Feeds

Home Office: IPS to hang onto snaps of fingerprints

How handy

Top three mobile application threats

The Home Office has revealed more about the workings of the biometric database that will support the National Identity Scheme.

In response to questions from GC News, the IPS said the National Biometric Identity Store (NBIS), which will be built by the Identity and Passport Service under a £265m contract with IBM, will hold both the original images and the derived templates of faces and fingerprints of applicants for passports, identity cards and visas.

The templates derived from these images will be used for automated matching purposes, but the retention of images as well means the system could function as a national database of fingerprints. An IPS spokesperson said the NBIS will be "separate and distinct" from Ident1, the existing national police fingerprint database.

Data from NBIS "will only be provided to the police in limited circumstances set out in legislation", added a Home Office spokesperson. "These include the prevention and detection of crime or where it is in the interests of national security, and will be conditional on conditions detailed in regulations being met."

The microchips within identity cards and passports will hold only two fingerprint templates, and a match of just one of those prints will be enough to verify the identity of a card, passport or visa holder, such as at a border.

However, the NBIS will retain all 10 fingerprints. The Home Office said using fewer than all the prints in the application process would allow applicants to attempt multiple applications by using different fingers. It will also help those with harder to scan fingers, such as the elderly.

"If the fingerprints are of poor quality on some fingers then fingerprints on other fingers can still be used to distinguish one person from another," the spokesperson added.

Both the Conservative and Liberal Democrat parties intend to scrap identity cards if they enter government, with a general election due by June 2010. However, the NBIS would still be required at something like its current size if a new government decided to maintain the current policy of adding fingerprints to passports - something the UK is not required to do, but which is being implemented by the Schengen group of European countries.

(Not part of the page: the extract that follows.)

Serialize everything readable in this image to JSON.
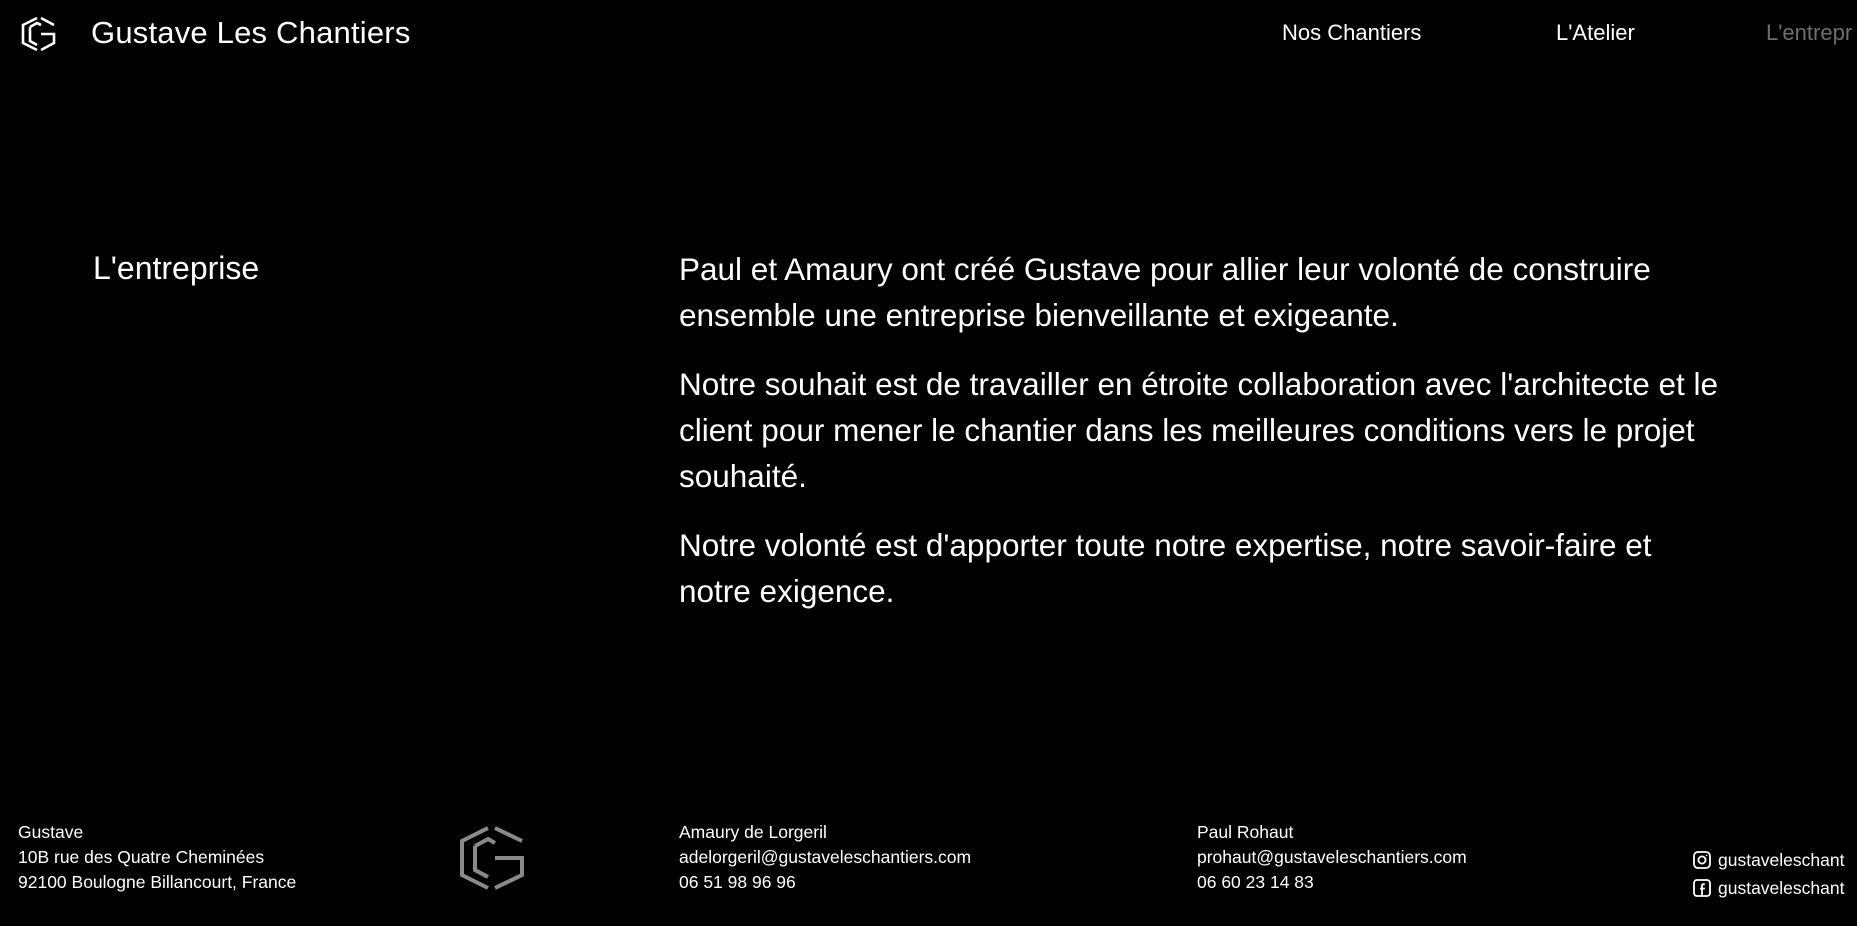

In an interview in April, Identity and Passport Service executive director Bill Crothers told GC News that if a future government decides against adding fingerprints to passports, the biometric database would still be needed although at a smaller scale to replace the UK Border Agency's Immigration and Asylum Fingerprint System, which already has four million entries from visa applicants.

This article was originally published at Kable.

Kable's GC weekly is a free email newsletter covering the latest news and analysis of public sector technology. To register click here.

SANS - Survey on application security programs

More from The Register

next story
Did a date calculation bug just cost hard-up Co-op Bank £110m?
And just when Brit banking org needs £400m to stay afloat
One year on: diplomatic fail as Chinese APT gangs get back to work
Mandiant says past 12 months shows Beijing won't call off its hackers
Whoever you vote for, Google gets in
Report uncovers giant octopus squid of lobbying influence
Lavabit loses contempt of court appeal over protecting Snowden, customers
Judges rule complaints about government power are too little, too late
MtGox chief Karpelès refuses to come to US for g-men's grilling
Bitcoin baron says he needs another lawyer for FinCEN chat
Don't let no-hire pact suit witnesses call Steve Jobs a bullyboy, plead Apple and Google
'Irrelevant' character evidence should be excluded – lawyers
EFF: Feds plan to put 52 MILLION FACES into recognition database
System would identify faces as part of biometrics collection
Putin tells Snowden: Russia conducts no US-style mass surveillance
Gov't is too broke for that, Russian prez says
Ex-Tony Blair adviser is new top boss at UK spy-hive GCHQ
Robert Hannigan to replace Sir Iain Lobban in the autumn
Alphadex fires back at British Gas with overcharging allegation
Brit colo outfit says it paid for 347KVA, has been charged for 1940KVA
prev story

Whitepapers

Top three mobile application threats
Learn about three of the top mobile application security threats facing businesses today and recommendations on how to mitigate the risk.
Combat fraud and increase customer satisfaction
Based on their experience using HP ArcSight Enterprise Security Manager for IT security operations, Finansbank moved to HP ArcSight ESM for fraud management.
The benefits of software based PBX
Why you should break free from your proprietary PBX and how to leverage your existing server hardware.
Five 3D headsets to be won!
We were so impressed by the Durovis Dive headset we’ve asked the company to give some away to Reg readers.
SANS - Survey on application security programs
In this whitepaper learn about the state of application security programs and practices of 488 surveyed respondents, and discover how mature and effective these programs are.